If an individual has an income above that allowed for the QMB program, they may qualify for the SLMB program.
The SLMB program helps people who are enrolled in Medicare Part A to pay for their Medicare Part B premiums. They must also have limited resources and income. The program does not help with any other costs, such as copays or deductibles.
Qualifying Individual (QI)
The QI program allows a higher income level than either the QMB or the SLMB programs. It covers the cost of Medicare Part B premiums for people who are enrolled in Medicare Part A and have limited resources and income.
Medicare allocates the benefits on a first-come-first-served basis. People must reapply annually, and a person who was in a program the previous year is given priority.
In addition, if an individual qualifies for Medicaid, they cannot get assistance from the QI program.
Qualified Disabled and Working Individuals (QDWI)
The QDWI program helps a person pay Medicare Part A premiums. Medicaid limits enrollment to individuals who meet the following criteria:
- is aged years, is working, and has a disability
- returned to work and lost the premium-free Part A
- is not getting state medical assistance
- meets the resources and income limits
Each MSP has different income and resource eligibility limits, which may also vary by state. Some states do not count certain assets when they decide if someone is eligible.
Medicaid uses the federal poverty level (FPL) to calculate the income limits, which increase each year. The resource limits also increase annually.
People should note that the income and asset requirements for the programs may change from year to year. Individuals should contact their state Medicaid agency for further information, as well as current income and asset limits.
To receive MSP benefits individuals must meet the following eligibility criteria:

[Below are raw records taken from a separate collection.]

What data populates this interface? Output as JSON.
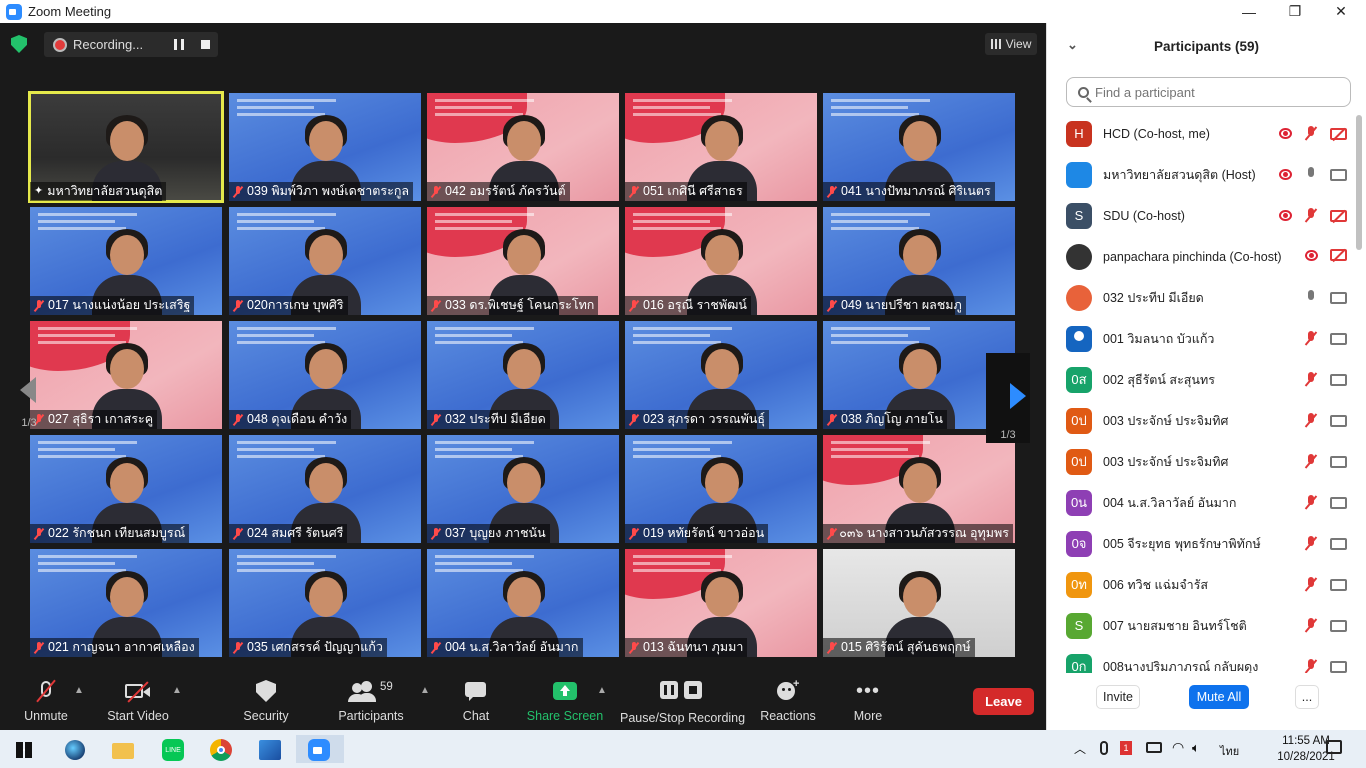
{
  "window": {
    "title": "Zoom Meeting",
    "minimize_glyph": "—",
    "restore_glyph": "❐",
    "close_glyph": "✕"
  },
  "recording": {
    "label": "Recording..."
  },
  "view": {
    "label": "View"
  },
  "gallery": {
    "page_indicator": "1/3",
    "tiles": [
      {
        "name": "มหาวิทยาลัยสวนดุสิต",
        "style": "room",
        "active": true,
        "icon": "pin-icon"
      },
      {
        "name": "039 พิมพ์วิภา  พงษ์เดชาตระกูล",
        "style": "blue"
      },
      {
        "name": "042 อมรรัตน์ ภัครวันต์",
        "style": "pink"
      },
      {
        "name": "051 เกศินี ศรีสาธร",
        "style": "pink"
      },
      {
        "name": "041 นางปัทมาภรณ์ ศิริเนตร",
        "style": "blue"
      },
      {
        "name": "017 นางแน่งน้อย ประเสริฐ",
        "style": "blue"
      },
      {
        "name": "020การเกษ บุพศิริ",
        "style": "blue"
      },
      {
        "name": "033 ดร.พิเชษฐ์  โคนกระโทก",
        "style": "pink"
      },
      {
        "name": "016 อรุณี  ราชพัฒน์",
        "style": "pink"
      },
      {
        "name": "049 นายปรีชา ผลชมภู",
        "style": "blue"
      },
      {
        "name": "027 สุธิรา เกาสระคู",
        "style": "pink"
      },
      {
        "name": "048 ดุจเดือน คำวัง",
        "style": "blue"
      },
      {
        "name": "032 ประทีป มีเอียด",
        "style": "blue"
      },
      {
        "name": "023 สุภรดา  วรรณพันธุ์",
        "style": "blue"
      },
      {
        "name": "038  ภิญโญ ภายโน",
        "style": "blue"
      },
      {
        "name": "022 รักชนก เทียนสมบูรณ์",
        "style": "blue"
      },
      {
        "name": "024 สมศรี รัตนศรี",
        "style": "blue"
      },
      {
        "name": "037 บุญยง ภาชนัน",
        "style": "blue"
      },
      {
        "name": "019 หทัยรัตน์ ขาวอ่อน",
        "style": "blue"
      },
      {
        "name": "๐๓๖ นางสาวนภัสวรรณ อุทุมพร",
        "style": "pink"
      },
      {
        "name": "021 กาญจนา อากาศเหลือง",
        "style": "blue"
      },
      {
        "name": "035 เศกสรรค์ ปัญญาแก้ว",
        "style": "blue"
      },
      {
        "name": "004 น.ส.วิลาวัลย์ อันมาก",
        "style": "blue"
      },
      {
        "name": "013 ฉันทนา  ภุมมา",
        "style": "pink"
      },
      {
        "name": "015 ศิริรัตน์  สุคันธพฤกษ์",
        "style": "photo"
      }
    ]
  },
  "toolbar": {
    "unmute": "Unmute",
    "start_video": "Start Video",
    "security": "Security",
    "participants": "Participants",
    "participants_count": "59",
    "chat": "Chat",
    "share_screen": "Share Screen",
    "pause_stop_recording": "Pause/Stop Recording",
    "reactions": "Reactions",
    "more": "More",
    "leave": "Leave",
    "colors": {
      "share_green": "#23c16b",
      "leave_red": "#d42a2a"
    }
  },
  "panel": {
    "title": "Participants (59)",
    "search_placeholder": "Find a participant",
    "participants": [
      {
        "initials": "H",
        "color": "#c8331f",
        "name": "HCD (Co-host, me)",
        "rec": true,
        "mic": "muted",
        "cam": "off"
      },
      {
        "initials": "",
        "color": "#1e88e5",
        "name": "มหาวิทยาลัยสวนดุสิต (Host)",
        "rec": true,
        "mic": "on",
        "cam": "on",
        "icon": "university-logo-icon"
      },
      {
        "initials": "S",
        "color": "#3b4f66",
        "name": "SDU (Co-host)",
        "rec": true,
        "mic": "muted",
        "cam": "off"
      },
      {
        "initials": "",
        "color": "#333333",
        "name": "panpachara pinchinda (Co-host)",
        "rec": true,
        "mic": "none",
        "cam": "off",
        "icon": "photo-avatar-icon"
      },
      {
        "initials": "",
        "color": "#e8623a",
        "name": "032 ประทีป มีเอียด",
        "rec": false,
        "mic": "on",
        "cam": "on",
        "icon": "photo-avatar-icon"
      },
      {
        "initials": "",
        "color": "#1565c0",
        "name": "001 วิมลนาถ บัวแก้ว",
        "rec": false,
        "mic": "muted",
        "cam": "on",
        "icon": "person-avatar-icon"
      },
      {
        "initials": "0ส",
        "color": "#17a36a",
        "name": "002 สุธีรัตน์  สะสุนทร",
        "rec": false,
        "mic": "muted",
        "cam": "on"
      },
      {
        "initials": "0ป",
        "color": "#e05a14",
        "name": "003 ประจักษ์  ประจิมทิศ",
        "rec": false,
        "mic": "muted",
        "cam": "on"
      },
      {
        "initials": "0ป",
        "color": "#e05a14",
        "name": "003 ประจักษ์ ประจิมทิศ",
        "rec": false,
        "mic": "muted",
        "cam": "on"
      },
      {
        "initials": "0น",
        "color": "#8e3fb4",
        "name": "004 น.ส.วิลาวัลย์ อันมาก",
        "rec": false,
        "mic": "muted",
        "cam": "on"
      },
      {
        "initials": "0จ",
        "color": "#8e3fb4",
        "name": "005 จีระยุทธ พุทธรักษาพิทักษ์",
        "rec": false,
        "mic": "muted",
        "cam": "on"
      },
      {
        "initials": "0ท",
        "color": "#f0960f",
        "name": "006 ทวิช  แฉ่มจำรัส",
        "rec": false,
        "mic": "muted",
        "cam": "on"
      },
      {
        "initials": "S",
        "color": "#58a832",
        "name": "007 นายสมชาย อินทร์โชติ",
        "rec": false,
        "mic": "muted",
        "cam": "on"
      },
      {
        "initials": "0ก",
        "color": "#17a36a",
        "name": "008นางปริมภาภรณ์ กลับผดุง",
        "rec": false,
        "mic": "muted",
        "cam": "on"
      }
    ],
    "invite": "Invite",
    "mute_all": "Mute All",
    "more": "...",
    "accent": "#0e72ed"
  },
  "taskbar": {
    "time": "11:55 AM",
    "date": "10/28/2021",
    "lang": "ไทย",
    "notification_badge": "1"
  }
}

- have or be eligible for Medicare Part A
- live in the state where they are applying for the QMB program
- have limited income, savings, and resources
The table below shows the income limits for each of the four MSPs.
|MSP||Individual monthly income limit||Couple monthly income limit||% of FPL|
For allprograms, the income limits in Hawaii and Alaska may be higher. A person who is working and gets an income may also qualify for the program.
Resources counting towards the resources limit include money in bank accounts, stocks, and bonds.
Some resources do not count towards the limit, including:
- a primary home and vehicle
- personal and household items
- a pre-paid burial plot
- a burial plan allowance of $1,500
Can I have an MSP and Medicaid?
Even though the state’s Medicaid agency administers the MSPs, they are separate programs.
A person can have the QMB or SLMB program and Medicaid.
However, someone cannot have either the QI or the QDWI programs and Medicaid.
To check if they are eligible for an MSP, a person can apply by contacting their state’s Medicaid office.
Individuals must complete an application form and provide supporting documentation to prove their eligibility.
Generally, processing an application may take 45 days, and a person can appeal if Medicaid denies their application.
When an individual qualifies for the QMB, SLMB, or QI program, they automatically qualify for the Extra Help prescription drug program. This program assists with out-of-pocket expenses for prescription medications, including premiums, deductibles, and other prescription drug costs.
People with Extra Help may still have a copay for prescriptions in some pharmacies. In 2021, the maximum copay is $3.70 for generic drugs and $9.20 for brand-name drugs.
People with a Medicare Advantage plan, in the QDWI program, or in a Medigap plan cannot also get Extra Help benefits.
The state government administers MSPs through the Medicaid agency. These plans provide financial assistance to help people with low income pay for Medicare premiums and out-of-pocket costs, such as copays, coinsurance, and deductibles.
If someone qualifies for an MSP, they may also qualify for the Extra Help program. This program provides help for the cost of prescription drugs.
The requirements vary by state, so an individual should contact their state’s Medicaid office to find out about their eligibility.